Fig. 4.8a-e. Unilateral intracranial pressures. a Subdural hemorrhage on the left parietal lobe leads to a distinct shift (upper arrow) of the midline structures from left to right, which may be associated with a hemorrhage in the left cingulate gyrus and a left midbrain hemorrhage (lower arrow), b a hippocam-pal hemorrhage (arrows), as well as (c) a pontine hemorrhage;

d a hemorrhage in the upper frontal lobe may lead to a notch, a hemorrhage or a softening of the corpus callosum; e a rare tentorial displacement caused by an infratentorial space-occupying process is demonstrated by notches on the upper cerebellar surface (arrows)

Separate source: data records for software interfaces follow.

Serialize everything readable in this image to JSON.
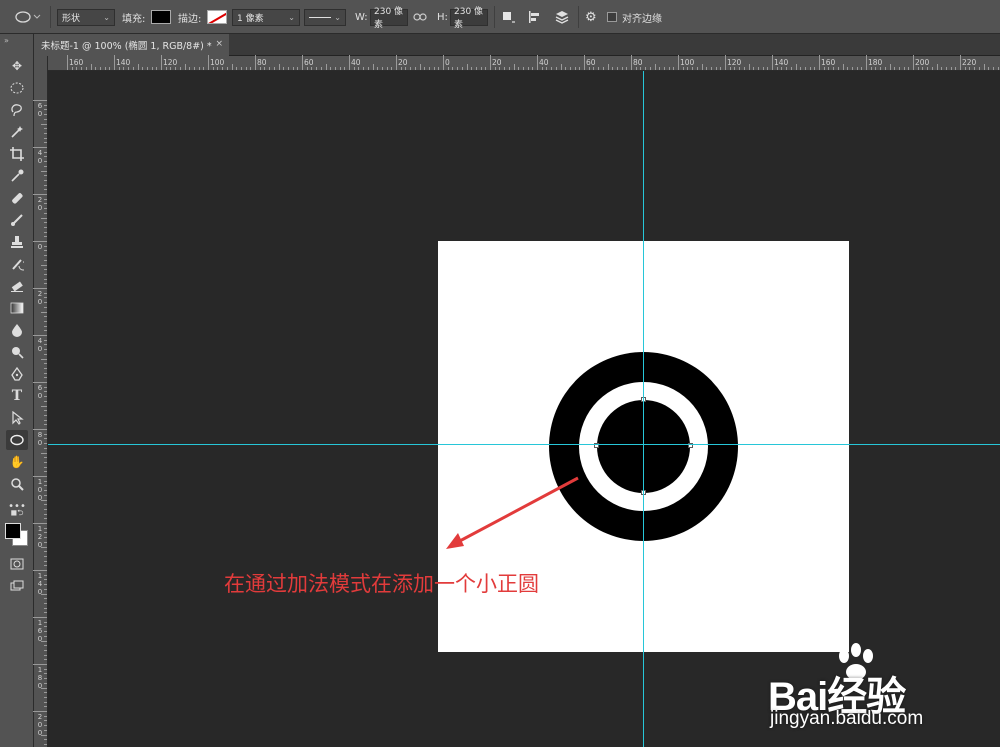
{
  "options_bar": {
    "tool_icon": "ellipse-tool-icon",
    "mode": "形状",
    "fill_label": "填充:",
    "fill_color": "#000000",
    "stroke_label": "描边:",
    "stroke_width": "1 像素",
    "width_label": "W:",
    "width_value": "230 像素",
    "height_label": "H:",
    "height_value": "230 像素",
    "align_edges_label": "对齐边缘"
  },
  "document_tab": {
    "title": "未标题-1 @ 100% (椭圆 1, RGB/8#) *",
    "close": "×"
  },
  "ruler_top": [
    "160",
    "140",
    "120",
    "100",
    "80",
    "60",
    "40",
    "20",
    "0",
    "20",
    "40",
    "60",
    "80",
    "100",
    "120",
    "140",
    "160",
    "180",
    "200",
    "220"
  ],
  "ruler_left": [
    "60",
    "40",
    "20",
    "0",
    "20",
    "40",
    "60",
    "80",
    "100",
    "120",
    "140",
    "160",
    "180",
    "200"
  ],
  "canvas": {
    "background": "#282828",
    "document_color": "#ffffff",
    "guide_color": "#27c6d8",
    "annotation": "在通过加法模式在添加一个小正圆",
    "annotation_color": "#e23b3b"
  },
  "watermark": {
    "logo_text": "Bai经验",
    "url": "jingyan.baidu.com"
  }
}
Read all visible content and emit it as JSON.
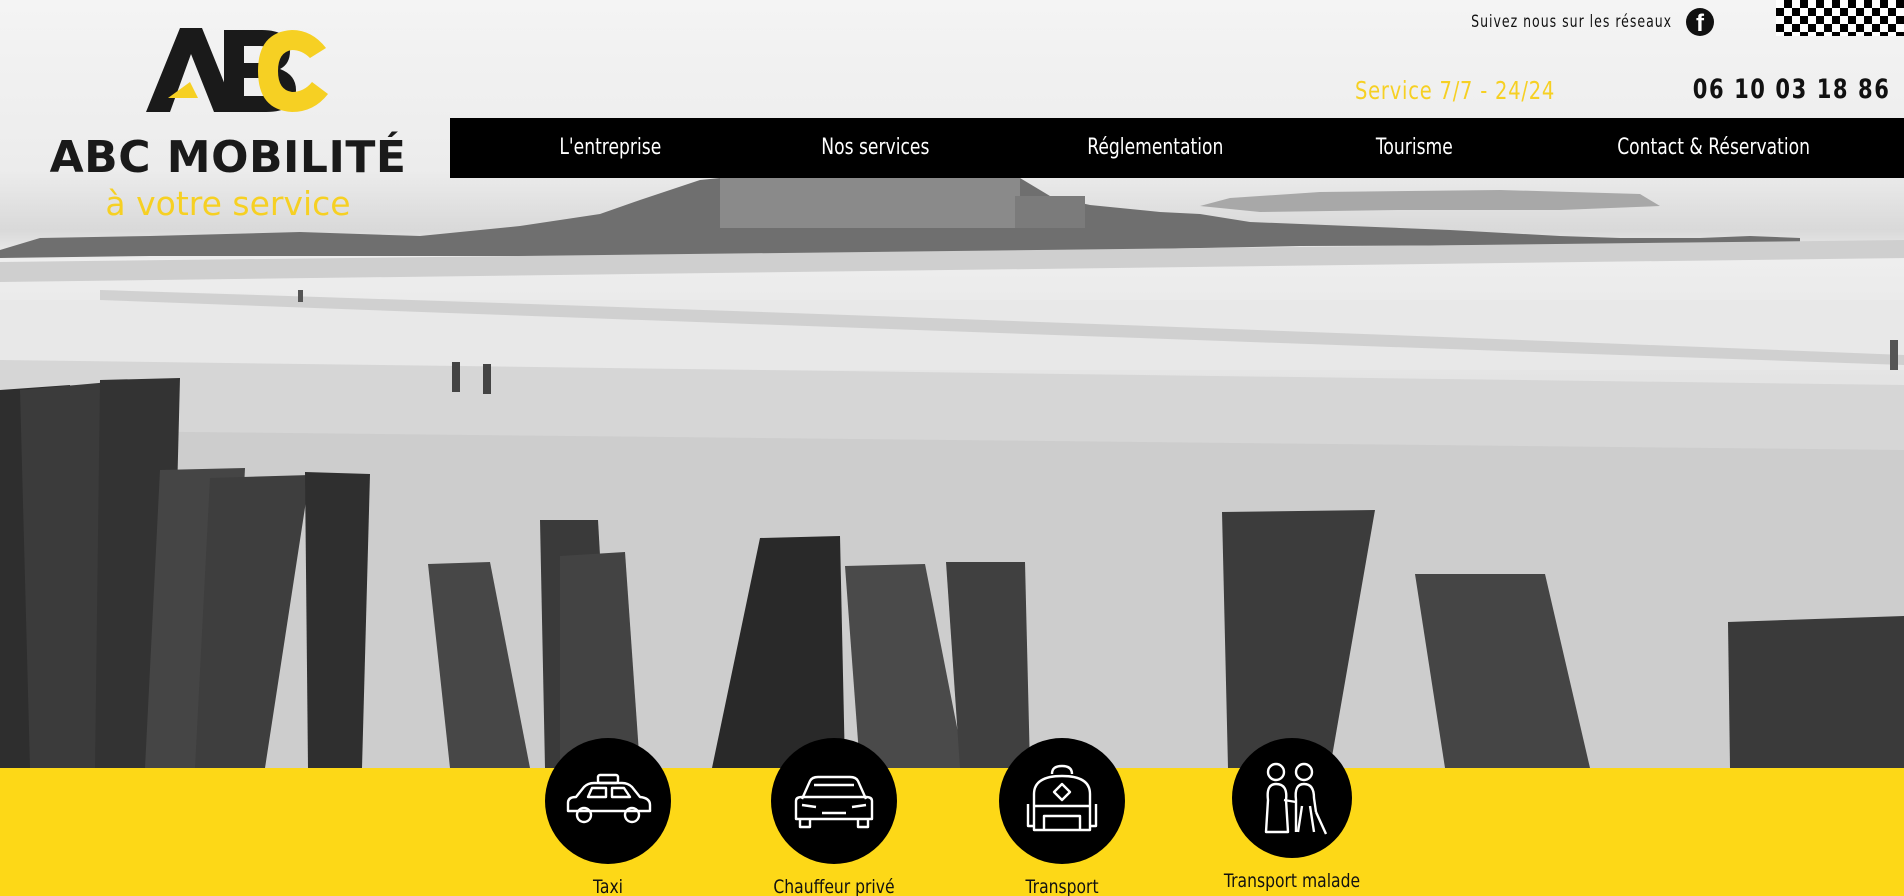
{
  "brand": {
    "logo_letters": "ABC",
    "name": "ABC MOBILITÉ",
    "tagline": "à votre service",
    "colors": {
      "accent": "#fdd817",
      "dark": "#111111"
    }
  },
  "topbar": {
    "social_text": "Suivez nous sur les réseaux",
    "social_icon": "facebook-icon",
    "service_hours": "Service 7/7 - 24/24",
    "phone": "06 10 03 18 86"
  },
  "nav": {
    "items": [
      {
        "label": "L'entreprise"
      },
      {
        "label": "Nos services"
      },
      {
        "label": "Réglementation"
      },
      {
        "label": "Tourisme"
      },
      {
        "label": "Contact & Réservation"
      }
    ]
  },
  "services": [
    {
      "label": "Taxi",
      "icon": "taxi-icon"
    },
    {
      "label": "Chauffeur privé",
      "icon": "car-icon"
    },
    {
      "label": "Transport",
      "icon": "backpack-icon"
    },
    {
      "label": "Transport malade",
      "icon": "elderly-people-icon"
    }
  ]
}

Fig. 4.8a-e. Unilateral intracranial pressures. a Subdural hemorrhage on the left parietal lobe leads to a distinct shift (upper arrow) of the midline structures from left to right, which may be associated with a hemorrhage in the left cingulate gyrus and a left midbrain hemorrhage (lower arrow), b a hippocam-pal hemorrhage (arrows), as well as (c) a pontine hemorrhage;

d a hemorrhage in the upper frontal lobe may lead to a notch, a hemorrhage or a softening of the corpus callosum; e a rare tentorial displacement caused by an infratentorial space-occupying process is demonstrated by notches on the upper cerebellar surface (arrows)

Was this article helpful?

0 0
Booze Basher

Booze Basher

Get All The Support And Guidance You Need To Permanently STOP The Battle With Alcohol Once And For All. This Book Is One Of The Most Valuable Resources In The World When It Comes To Transformational Tools For Battling Booze Binges And Staying Alcohol-Free.

Get My Free Ebook


Post a comment